LOS ANGELES - Attorney General John Ashcroft and U. S. Attorney Debra W. Yang today announced the recommendations of the Justice Department's Intellectual Property Task Force, created by the Attorney General on March 31, 2004 to examine all aspects of how the Department handles intellectual property issues and report on proposals for future activity."Intellectual property theft is a clear danger to our economy and the health, safety, and security of the American people," said Attorney General Ashcroft. "The enforcement of our intellectual property laws is among the highest priorities of the Justice Department, and I created the Intellectual Property Task Force to explore ways for us to strengthen our protection of the nation's valuable intellectual resources. With the recommendations put forward by the Task Force, the Department is prepared to build the strongest, most aggressive legal assault against intellectual property crime in our nation's history."
"I am confident that our nation's creative and intellectual resources will be better protected when the recommendations of the Task Force report are implemented. The Justice Department will have additional tools to fight movie theft and product counterfeiting," said U.S. Attorney Yang. "With the increased protection and new law enforcement resources, our nation's intellectual property will continue to enhance our daily lives and play a role in the continued growth of the American economy."

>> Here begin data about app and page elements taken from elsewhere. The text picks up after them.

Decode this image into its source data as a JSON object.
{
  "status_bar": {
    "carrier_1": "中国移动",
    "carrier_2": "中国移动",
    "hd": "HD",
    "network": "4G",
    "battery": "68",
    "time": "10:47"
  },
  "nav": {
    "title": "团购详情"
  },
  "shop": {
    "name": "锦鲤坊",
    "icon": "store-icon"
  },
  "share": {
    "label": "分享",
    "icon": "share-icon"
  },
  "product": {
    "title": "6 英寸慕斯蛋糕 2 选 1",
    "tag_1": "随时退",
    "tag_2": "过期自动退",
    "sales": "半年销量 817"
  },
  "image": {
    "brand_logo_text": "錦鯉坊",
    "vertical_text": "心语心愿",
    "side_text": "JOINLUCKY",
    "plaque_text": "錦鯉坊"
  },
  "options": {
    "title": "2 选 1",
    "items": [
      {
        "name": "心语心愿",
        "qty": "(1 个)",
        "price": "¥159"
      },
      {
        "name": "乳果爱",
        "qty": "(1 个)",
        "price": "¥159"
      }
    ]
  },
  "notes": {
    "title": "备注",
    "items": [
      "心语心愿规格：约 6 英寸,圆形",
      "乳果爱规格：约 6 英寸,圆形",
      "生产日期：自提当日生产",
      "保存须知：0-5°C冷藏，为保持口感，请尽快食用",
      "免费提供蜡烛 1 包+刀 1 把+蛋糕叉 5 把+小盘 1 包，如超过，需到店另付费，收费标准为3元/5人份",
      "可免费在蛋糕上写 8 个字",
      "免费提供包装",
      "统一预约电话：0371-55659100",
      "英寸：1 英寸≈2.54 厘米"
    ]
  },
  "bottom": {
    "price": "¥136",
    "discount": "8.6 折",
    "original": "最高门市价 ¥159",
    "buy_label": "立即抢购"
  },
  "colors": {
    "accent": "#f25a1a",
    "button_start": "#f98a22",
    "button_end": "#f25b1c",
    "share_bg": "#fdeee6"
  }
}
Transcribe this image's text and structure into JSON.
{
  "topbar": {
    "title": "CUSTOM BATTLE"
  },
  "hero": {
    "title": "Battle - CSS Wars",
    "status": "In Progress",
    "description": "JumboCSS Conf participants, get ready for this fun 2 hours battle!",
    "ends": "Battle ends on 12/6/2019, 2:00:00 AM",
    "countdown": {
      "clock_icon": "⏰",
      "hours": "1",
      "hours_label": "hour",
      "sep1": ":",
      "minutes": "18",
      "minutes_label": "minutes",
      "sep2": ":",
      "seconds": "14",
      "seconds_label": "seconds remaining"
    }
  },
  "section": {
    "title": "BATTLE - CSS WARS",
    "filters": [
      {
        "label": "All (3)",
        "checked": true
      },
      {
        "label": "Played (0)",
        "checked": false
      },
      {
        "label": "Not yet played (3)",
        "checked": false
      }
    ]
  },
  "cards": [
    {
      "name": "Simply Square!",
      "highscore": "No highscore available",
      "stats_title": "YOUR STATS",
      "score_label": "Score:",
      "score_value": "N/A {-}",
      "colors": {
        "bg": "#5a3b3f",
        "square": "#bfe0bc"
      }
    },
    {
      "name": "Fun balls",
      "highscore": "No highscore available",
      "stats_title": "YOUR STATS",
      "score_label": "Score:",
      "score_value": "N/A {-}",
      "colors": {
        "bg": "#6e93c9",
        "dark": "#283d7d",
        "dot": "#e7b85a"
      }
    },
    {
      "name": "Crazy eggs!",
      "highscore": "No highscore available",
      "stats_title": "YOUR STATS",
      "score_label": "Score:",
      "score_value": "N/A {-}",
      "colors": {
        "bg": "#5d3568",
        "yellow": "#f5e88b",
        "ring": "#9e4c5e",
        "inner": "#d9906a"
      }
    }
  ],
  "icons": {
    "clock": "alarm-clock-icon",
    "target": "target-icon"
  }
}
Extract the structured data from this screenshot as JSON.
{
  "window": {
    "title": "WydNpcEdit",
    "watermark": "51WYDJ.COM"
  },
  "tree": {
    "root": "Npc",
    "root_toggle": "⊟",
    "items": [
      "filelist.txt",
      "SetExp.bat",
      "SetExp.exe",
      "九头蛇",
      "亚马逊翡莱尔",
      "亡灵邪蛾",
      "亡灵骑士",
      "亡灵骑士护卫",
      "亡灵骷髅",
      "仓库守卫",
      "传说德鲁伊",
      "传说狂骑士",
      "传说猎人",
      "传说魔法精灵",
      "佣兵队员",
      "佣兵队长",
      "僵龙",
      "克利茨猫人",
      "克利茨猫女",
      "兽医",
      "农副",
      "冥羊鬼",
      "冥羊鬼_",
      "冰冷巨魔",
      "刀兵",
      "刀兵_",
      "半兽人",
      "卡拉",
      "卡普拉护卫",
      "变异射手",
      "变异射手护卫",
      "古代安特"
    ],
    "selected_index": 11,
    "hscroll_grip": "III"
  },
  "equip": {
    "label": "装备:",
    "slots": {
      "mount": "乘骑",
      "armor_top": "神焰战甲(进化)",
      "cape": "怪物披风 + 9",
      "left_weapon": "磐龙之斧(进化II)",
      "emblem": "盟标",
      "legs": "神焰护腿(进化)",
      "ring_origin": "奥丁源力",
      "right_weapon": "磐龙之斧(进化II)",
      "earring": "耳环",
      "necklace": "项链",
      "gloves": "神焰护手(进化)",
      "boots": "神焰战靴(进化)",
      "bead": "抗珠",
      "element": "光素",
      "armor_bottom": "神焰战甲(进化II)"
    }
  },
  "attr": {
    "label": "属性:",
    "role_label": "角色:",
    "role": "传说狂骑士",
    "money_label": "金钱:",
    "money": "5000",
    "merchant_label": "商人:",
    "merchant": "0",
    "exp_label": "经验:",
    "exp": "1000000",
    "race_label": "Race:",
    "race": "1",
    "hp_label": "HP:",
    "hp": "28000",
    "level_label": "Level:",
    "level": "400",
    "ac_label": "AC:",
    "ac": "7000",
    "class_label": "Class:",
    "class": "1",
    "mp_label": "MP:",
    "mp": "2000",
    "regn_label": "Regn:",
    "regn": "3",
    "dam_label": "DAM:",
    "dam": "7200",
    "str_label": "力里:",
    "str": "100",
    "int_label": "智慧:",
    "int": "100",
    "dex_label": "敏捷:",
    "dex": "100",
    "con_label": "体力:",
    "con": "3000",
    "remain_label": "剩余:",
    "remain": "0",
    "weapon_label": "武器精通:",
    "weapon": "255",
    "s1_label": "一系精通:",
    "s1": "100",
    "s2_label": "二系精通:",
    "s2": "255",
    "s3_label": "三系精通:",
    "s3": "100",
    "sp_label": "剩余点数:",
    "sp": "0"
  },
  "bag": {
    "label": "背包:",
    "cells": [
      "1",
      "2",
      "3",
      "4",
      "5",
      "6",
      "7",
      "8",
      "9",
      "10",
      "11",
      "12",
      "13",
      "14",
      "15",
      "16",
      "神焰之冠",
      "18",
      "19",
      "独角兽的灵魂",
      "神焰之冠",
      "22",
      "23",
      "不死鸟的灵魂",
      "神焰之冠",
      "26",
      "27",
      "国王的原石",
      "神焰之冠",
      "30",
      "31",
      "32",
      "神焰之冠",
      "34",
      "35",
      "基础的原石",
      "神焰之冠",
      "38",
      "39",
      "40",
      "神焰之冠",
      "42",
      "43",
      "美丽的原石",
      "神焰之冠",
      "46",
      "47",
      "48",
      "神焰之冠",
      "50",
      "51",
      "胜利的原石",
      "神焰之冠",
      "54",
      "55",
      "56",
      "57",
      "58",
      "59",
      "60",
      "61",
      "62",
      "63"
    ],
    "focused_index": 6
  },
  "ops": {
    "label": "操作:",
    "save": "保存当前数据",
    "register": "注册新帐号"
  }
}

The Intellectual Property Task Force examined intellectual property (IP) issues as they relate to criminal law, civil law, international treaties and obligations, legislative and regulatory proposals, and overall public awareness. David Israelite, Deputy Chief of Staff to the Attorney General, served as chairman of the Task Force and led its six-month investigation.
In addition to recommendations regarding civil and antitrust enforcement of IP laws, the Task Force's proposals include:
Intellectual property industries play a significant role in the American economy. They make up approximately six percent of the gross domestic product, employ more than five million people, and contribute $626 billion to the U.S. economy. The increasing value of intellectual property, coupled with the ease and low cost of copyright infringement, has significantly increased the destructive consequences of intellectual property theft.
Well-organized criminal enterprises have recently begun to increase the scale, scope, and sophistication of international theft and counterfeiting. Given the simplicity of disseminating millions of copies of stolen software, music, video, and other products and programs around the globe with a single computer click, and given the inconsistent enforcement of existing laws worldwide, it is imperative that intellectual property rights be reaffirmed and vigorously protected.
The Department of Justice has been committed to the prevention of theft and counterfeiting of copyrighted hard goods and online materials. Operation Fastlink - announced in April 2004 and led by the Department's Criminal Division and the FBI - constituted the largest international law enforcement effort ever undertaken against online theft. Operation Digital Gridlock, announced in August 2004, targeted IP theft over peer-to-peer networks and resulted in the seizure of more than 40 terabytes of material. The Justice Department's Computer Hacking and Intellectual Property (CHIP) Units have been expanded according to the Attorney General's directive to prosecute those who are responsible for cybercrime. The Computer Crime and Intellectual Property Section (CCIPS) of the Department's Criminal Division has also been expanded, providing additional resources to fight theft.